Here is where I discovered one of his working papers, co-authored with Karen Albright from UC Berkeley, entitled "The Effect of Maternal Labor Market Participation on Adult Sibling's Outcomes: Does Having a Working Mother Lead to Increased Gender Equality in the Family." You can access the paper here (I don't know how to link a Pdf file to a blog post, anyone?) I couldn't resist talking about this paper here since of course I am not only intellectually interested in the effect of working mothers on their children's socioeconomic outcomes, but I am personally interested.
The abstract reads as follows:
This paper contributes to the literature on the effects of maternal labor market participation by examining the impact of having a working mother on sons’ and daughters’ educational and occupational attainment as adults. Our data suggest that brothers and sisters are more likely to experience equal educational and occupational attainment if they come from families with mothers who were employed outside the home, rather than mothers who were homemakers. Further, daughters of working mothers are more likely to achieve greater educational and occupational success than are daughters of homemakers. However, the pattern is more complex for sons of working mothers, who are less likely than sons of homemakers to achieve certain measures of educational and occupational attainment. These results are discussed in light of the effects of differential gender investment and of differential gender role expectations. (my emphasis).
I read through the paper--I won't admit to having studied it thoroughly--but enough to get a sense of why sons are less likely to achieve "certain measures of educational and occupational attainment." When the authors discuss their findings they explain:
While approximately the same percentage of sons in both types of families failed to earn a bachelors degree (45.2 percent in families with working mothers, compared to 47.8 percent in families with homemaker mothers), the college attainment of sons of working mothers was almost double that of sons of homemakers (35.5 percent to 17.4 percent). However, this pattern was reversed for postgraduate27 education: the attainment of a postgraduate degree of working mothers’ sons was 19.3 percent, compared to 34.8 percent of homemaker mothers’ sons . . .Similar to the patterns observed in siblings’ educational attainment, sons of working mothers in our sample experienced less occupational success than did the male offspring of homemaker mothers, according to the measure we employ here. (my emphasis)

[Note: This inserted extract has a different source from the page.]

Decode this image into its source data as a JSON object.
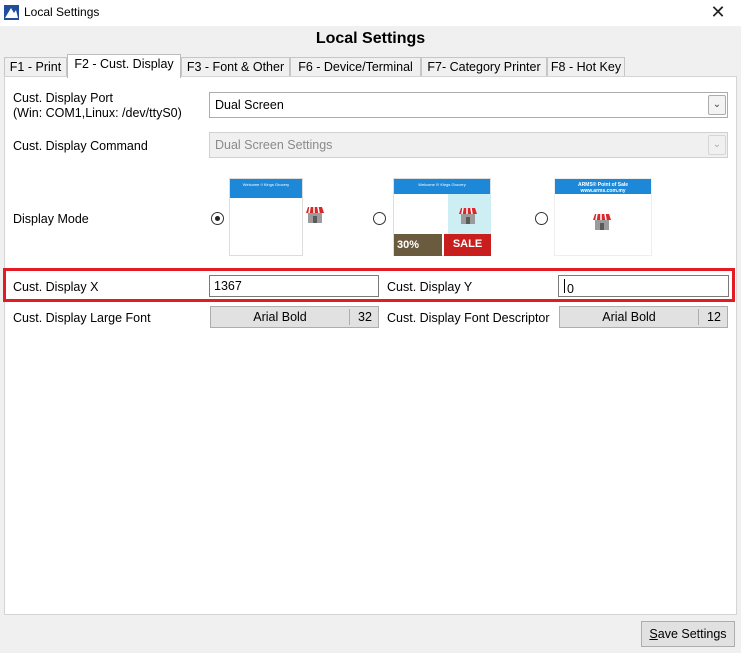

Daughters of working mothers, however, were often the most educated sibling in the family. So, what's going on here? Earlier in their paper, the authors mention many studies that show a preference for sons, that fathers spend more time with sons, that families spend more money if they have sons, so you would think that sons might have greater professional and educational success than daughters even in families where mothers work.
One of the explanations put forward was that while resources (financial, educational and emotional) were distributed evenly between siblings, nonetheless, the mother encouraged their daughters' success even more than their sons. The idea is that mothers wanted to prepare their daughters for the unfair gender biases in favor of men once they enter the workforce.
Secondly, the authors find that while both children are expected to carry out chores in families with working mothers, that the division of labor was gendered so women did "inside" chores, while men did "outside" chores.
"Dividing the spheres of boys’ and girls’ expertise in this way sometimes had the unintended result of encouraging behavior in girls that was less rambunctious, and more easily translatable to scholarly pursuits (e.g., reading, etc.), while boys’ physical responsibility sometimes placed them in a sphere far removed from activities that might encourage educational achievement."
Thirdly, in families where the mother stayed at home, resources were lavished more on sons at the expense of daughters. This differential investment might be explained as follows: the sons will have to be the sole breadwinner in their families when they grow up. Hence, what you have here is the transmission of very traditional gender roles in families with a stay-at-home mother.
The second explanation for the findings seems the most interesting and perhaps controversial. I can imagine that this paper, if it makes it into the public debates about why boys are falling behind educationally, will (a) lead to greater outcries against women working outside the home, i.e. feminist bashing and (b) lead to more condemnations of the institutional expectations of education, i.e. quiet and less rambunctious behavior.
What I am curious about then is whether or not boys in families with stay-at-home mothers are expected to do any chores? If not, how does that help them develop more scholarly habits?
In any case, this paper is quite interesting and much of it confirms my unscientific intuitions that working outside the home will have positive benefits for my daughter. What do you think?